[Excerpts from a dataset]
════
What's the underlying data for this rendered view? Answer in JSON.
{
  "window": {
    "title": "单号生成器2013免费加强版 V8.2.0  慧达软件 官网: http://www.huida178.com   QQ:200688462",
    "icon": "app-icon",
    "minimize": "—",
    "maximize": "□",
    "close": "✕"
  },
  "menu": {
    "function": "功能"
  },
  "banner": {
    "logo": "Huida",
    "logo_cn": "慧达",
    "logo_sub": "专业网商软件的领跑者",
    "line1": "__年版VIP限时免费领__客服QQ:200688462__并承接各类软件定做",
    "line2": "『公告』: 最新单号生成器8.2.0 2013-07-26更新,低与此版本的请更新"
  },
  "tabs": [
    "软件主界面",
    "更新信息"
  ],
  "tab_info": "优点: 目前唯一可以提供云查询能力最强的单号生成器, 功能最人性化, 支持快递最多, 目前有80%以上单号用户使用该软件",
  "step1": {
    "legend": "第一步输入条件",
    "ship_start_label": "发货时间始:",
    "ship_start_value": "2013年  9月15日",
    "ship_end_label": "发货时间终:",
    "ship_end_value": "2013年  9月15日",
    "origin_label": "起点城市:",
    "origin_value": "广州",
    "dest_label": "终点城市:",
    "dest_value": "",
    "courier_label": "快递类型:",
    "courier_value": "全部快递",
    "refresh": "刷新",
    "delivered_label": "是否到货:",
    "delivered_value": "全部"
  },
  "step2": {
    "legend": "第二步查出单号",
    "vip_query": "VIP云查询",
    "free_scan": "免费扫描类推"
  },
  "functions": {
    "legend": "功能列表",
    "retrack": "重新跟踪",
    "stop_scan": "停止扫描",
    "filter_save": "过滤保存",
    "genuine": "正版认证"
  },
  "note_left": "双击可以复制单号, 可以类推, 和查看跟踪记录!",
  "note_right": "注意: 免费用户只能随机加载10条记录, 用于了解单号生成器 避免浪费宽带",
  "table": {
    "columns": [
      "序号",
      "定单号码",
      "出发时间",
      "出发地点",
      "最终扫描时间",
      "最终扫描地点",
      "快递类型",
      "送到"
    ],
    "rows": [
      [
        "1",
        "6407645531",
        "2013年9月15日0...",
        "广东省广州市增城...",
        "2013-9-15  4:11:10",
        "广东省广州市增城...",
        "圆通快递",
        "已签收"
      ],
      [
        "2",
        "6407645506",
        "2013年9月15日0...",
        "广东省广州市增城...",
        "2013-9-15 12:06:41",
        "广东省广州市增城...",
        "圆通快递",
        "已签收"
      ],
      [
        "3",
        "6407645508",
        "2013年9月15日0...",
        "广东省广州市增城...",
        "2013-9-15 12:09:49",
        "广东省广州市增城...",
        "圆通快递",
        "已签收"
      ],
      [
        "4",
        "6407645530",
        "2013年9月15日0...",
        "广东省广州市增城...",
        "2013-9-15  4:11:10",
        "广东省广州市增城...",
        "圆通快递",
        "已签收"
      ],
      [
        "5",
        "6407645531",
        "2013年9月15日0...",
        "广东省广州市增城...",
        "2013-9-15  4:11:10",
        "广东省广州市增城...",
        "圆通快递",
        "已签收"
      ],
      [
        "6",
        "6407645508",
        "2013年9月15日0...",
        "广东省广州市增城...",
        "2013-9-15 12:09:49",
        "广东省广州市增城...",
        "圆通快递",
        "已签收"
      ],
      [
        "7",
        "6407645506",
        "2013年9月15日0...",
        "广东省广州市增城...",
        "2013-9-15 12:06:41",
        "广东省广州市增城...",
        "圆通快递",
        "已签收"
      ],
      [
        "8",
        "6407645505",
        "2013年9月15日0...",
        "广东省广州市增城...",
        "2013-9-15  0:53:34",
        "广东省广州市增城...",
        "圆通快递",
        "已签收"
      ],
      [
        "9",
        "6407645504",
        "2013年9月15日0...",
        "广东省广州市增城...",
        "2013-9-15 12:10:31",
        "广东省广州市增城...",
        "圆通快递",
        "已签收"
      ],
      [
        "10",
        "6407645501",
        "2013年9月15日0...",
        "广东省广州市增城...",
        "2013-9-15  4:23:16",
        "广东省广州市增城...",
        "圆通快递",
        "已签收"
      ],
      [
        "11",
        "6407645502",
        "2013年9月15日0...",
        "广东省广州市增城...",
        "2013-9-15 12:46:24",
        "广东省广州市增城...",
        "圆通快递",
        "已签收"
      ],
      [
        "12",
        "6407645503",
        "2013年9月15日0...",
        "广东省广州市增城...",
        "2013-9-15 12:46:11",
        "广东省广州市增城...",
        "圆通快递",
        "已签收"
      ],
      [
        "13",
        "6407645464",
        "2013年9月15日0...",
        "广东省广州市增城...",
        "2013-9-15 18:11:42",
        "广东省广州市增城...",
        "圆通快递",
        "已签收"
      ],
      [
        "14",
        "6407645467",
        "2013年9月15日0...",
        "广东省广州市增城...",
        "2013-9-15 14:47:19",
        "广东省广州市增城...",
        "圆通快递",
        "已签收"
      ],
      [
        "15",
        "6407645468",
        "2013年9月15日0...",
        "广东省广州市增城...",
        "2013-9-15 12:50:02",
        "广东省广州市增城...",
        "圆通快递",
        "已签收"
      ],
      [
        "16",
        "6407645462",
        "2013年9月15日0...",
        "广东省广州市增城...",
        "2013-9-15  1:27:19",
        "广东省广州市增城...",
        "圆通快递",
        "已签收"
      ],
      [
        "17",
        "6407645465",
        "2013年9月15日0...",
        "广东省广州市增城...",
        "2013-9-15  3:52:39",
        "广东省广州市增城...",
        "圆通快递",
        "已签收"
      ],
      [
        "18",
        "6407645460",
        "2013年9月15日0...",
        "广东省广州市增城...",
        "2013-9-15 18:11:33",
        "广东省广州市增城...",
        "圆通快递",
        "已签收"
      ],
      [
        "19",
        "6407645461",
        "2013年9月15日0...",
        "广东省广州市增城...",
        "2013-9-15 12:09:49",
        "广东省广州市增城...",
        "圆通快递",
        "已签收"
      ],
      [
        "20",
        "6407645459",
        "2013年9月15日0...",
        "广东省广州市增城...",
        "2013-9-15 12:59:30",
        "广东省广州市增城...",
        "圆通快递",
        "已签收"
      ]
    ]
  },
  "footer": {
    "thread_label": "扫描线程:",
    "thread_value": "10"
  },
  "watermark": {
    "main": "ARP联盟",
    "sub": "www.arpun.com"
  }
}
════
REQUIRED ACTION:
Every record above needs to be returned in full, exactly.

REPLY:
What's the underlying data for this rendered view? Answer in JSON.
{
  "window": {
    "title": "单号生成器2013免费加强版 V8.2.0  慧达软件 官网: http://www.huida178.com   QQ:200688462",
    "icon": "app-icon",
    "minimize": "—",
    "maximize": "□",
    "close": "✕"
  },
  "menu": {
    "function": "功能"
  },
  "banner": {
    "logo": "Huida",
    "logo_cn": "慧达",
    "logo_sub": "专业网商软件的领跑者",
    "line1": "__年版VIP限时免费领__客服QQ:200688462__并承接各类软件定做",
    "line2": "『公告』: 最新单号生成器8.2.0 2013-07-26更新,低与此版本的请更新"
  },
  "tabs": [
    "软件主界面",
    "更新信息"
  ],
  "tab_info": "优点: 目前唯一可以提供云查询能力最强的单号生成器, 功能最人性化, 支持快递最多, 目前有80%以上单号用户使用该软件",
  "step1": {
    "legend": "第一步输入条件",
    "ship_start_label": "发货时间始:",
    "ship_start_value": "2013年  9月15日",
    "ship_end_label": "发货时间终:",
    "ship_end_value": "2013年  9月15日",
    "origin_label": "起点城市:",
    "origin_value": "广州",
    "dest_label": "终点城市:",
    "dest_value": "",
    "courier_label": "快递类型:",
    "courier_value": "全部快递",
    "refresh": "刷新",
    "delivered_label": "是否到货:",
    "delivered_value": "全部"
  },
  "step2": {
    "legend": "第二步查出单号",
    "vip_query": "VIP云查询",
    "free_scan": "免费扫描类推"
  },
  "functions": {
    "legend": "功能列表",
    "retrack": "重新跟踪",
    "stop_scan": "停止扫描",
    "filter_save": "过滤保存",
    "genuine": "正版认证"
  },
  "note_left": "双击可以复制单号, 可以类推, 和查看跟踪记录!",
  "note_right": "注意: 免费用户只能随机加载10条记录, 用于了解单号生成器 避免浪费宽带",
  "table": {
    "columns": [
      "序号",
      "定单号码",
      "出发时间",
      "出发地点",
      "最终扫描时间",
      "最终扫描地点",
      "快递类型",
      "送到"
    ],
    "rows": [
      [
        "1",
        "6407645531",
        "2013年9月15日0...",
        "广东省广州市增城...",
        "2013-9-15  4:11:10",
        "广东省广州市增城...",
        "圆通快递",
        "已签收"
      ],
      [
        "2",
        "6407645506",
        "2013年9月15日0...",
        "广东省广州市增城...",
        "2013-9-15 12:06:41",
        "广东省广州市增城...",
        "圆通快递",
        "已签收"
      ],
      [
        "3",
        "6407645508",
        "2013年9月15日0...",
        "广东省广州市增城...",
        "2013-9-15 12:09:49",
        "广东省广州市增城...",
        "圆通快递",
        "已签收"
      ],
      [
        "4",
        "6407645530",
        "2013年9月15日0...",
        "广东省广州市增城...",
        "2013-9-15  4:11:10",
        "广东省广州市增城...",
        "圆通快递",
        "已签收"
      ],
      [
        "5",
        "6407645531",
        "2013年9月15日0...",
        "广东省广州市增城...",
        "2013-9-15  4:11:10",
        "广东省广州市增城...",
        "圆通快递",
        "已签收"
      ],
      [
        "6",
        "6407645508",
        "2013年9月15日0...",
        "广东省广州市增城...",
        "2013-9-15 12:09:49",
        "广东省广州市增城...",
        "圆通快递",
        "已签收"
      ],
      [
        "7",
        "6407645506",
        "2013年9月15日0...",
        "广东省广州市增城...",
        "2013-9-15 12:06:41",
        "广东省广州市增城...",
        "圆通快递",
        "已签收"
      ],
      [
        "8",
        "6407645505",
        "2013年9月15日0...",
        "广东省广州市增城...",
        "2013-9-15  0:53:34",
        "广东省广州市增城...",
        "圆通快递",
        "已签收"
      ],
      [
        "9",
        "6407645504",
        "2013年9月15日0...",
        "广东省广州市增城...",
        "2013-9-15 12:10:31",
        "广东省广州市增城...",
        "圆通快递",
        "已签收"
      ],
      [
        "10",
        "6407645501",
        "2013年9月15日0...",
        "广东省广州市增城...",
        "2013-9-15  4:23:16",
        "广东省广州市增城...",
        "圆通快递",
        "已签收"
      ],
      [
        "11",
        "6407645502",
        "2013年9月15日0...",
        "广东省广州市增城...",
        "2013-9-15 12:46:24",
        "广东省广州市增城...",
        "圆通快递",
        "已签收"
      ],
      [
        "12",
        "6407645503",
        "2013年9月15日0...",
        "广东省广州市增城...",
        "2013-9-15 12:46:11",
        "广东省广州市增城...",
        "圆通快递",
        "已签收"
      ],
      [
        "13",
        "6407645464",
        "2013年9月15日0...",
        "广东省广州市增城...",
        "2013-9-15 18:11:42",
        "广东省广州市增城...",
        "圆通快递",
        "已签收"
      ],
      [
        "14",
        "6407645467",
        "2013年9月15日0...",
        "广东省广州市增城...",
        "2013-9-15 14:47:19",
        "广东省广州市增城...",
        "圆通快递",
        "已签收"
      ],
      [
        "15",
        "6407645468",
        "2013年9月15日0...",
        "广东省广州市增城...",
        "2013-9-15 12:50:02",
        "广东省广州市增城...",
        "圆通快递",
        "已签收"
      ],
      [
        "16",
        "6407645462",
        "2013年9月15日0...",
        "广东省广州市增城...",
        "2013-9-15  1:27:19",
        "广东省广州市增城...",
        "圆通快递",
        "已签收"
      ],
      [
        "17",
        "6407645465",
        "2013年9月15日0...",
        "广东省广州市增城...",
        "2013-9-15  3:52:39",
        "广东省广州市增城...",
        "圆通快递",
        "已签收"
      ],
      [
        "18",
        "6407645460",
        "2013年9月15日0...",
        "广东省广州市增城...",
        "2013-9-15 18:11:33",
        "广东省广州市增城...",
        "圆通快递",
        "已签收"
      ],
      [
        "19",
        "6407645461",
        "2013年9月15日0...",
        "广东省广州市增城...",
        "2013-9-15 12:09:49",
        "广东省广州市增城...",
        "圆通快递",
        "已签收"
      ],
      [
        "20",
        "6407645459",
        "2013年9月15日0...",
        "广东省广州市增城...",
        "2013-9-15 12:59:30",
        "广东省广州市增城...",
        "圆通快递",
        "已签收"
      ]
    ]
  },
  "footer": {
    "thread_label": "扫描线程:",
    "thread_value": "10"
  },
  "watermark": {
    "main": "ARP联盟",
    "sub": "www.arpun.com"
  }
}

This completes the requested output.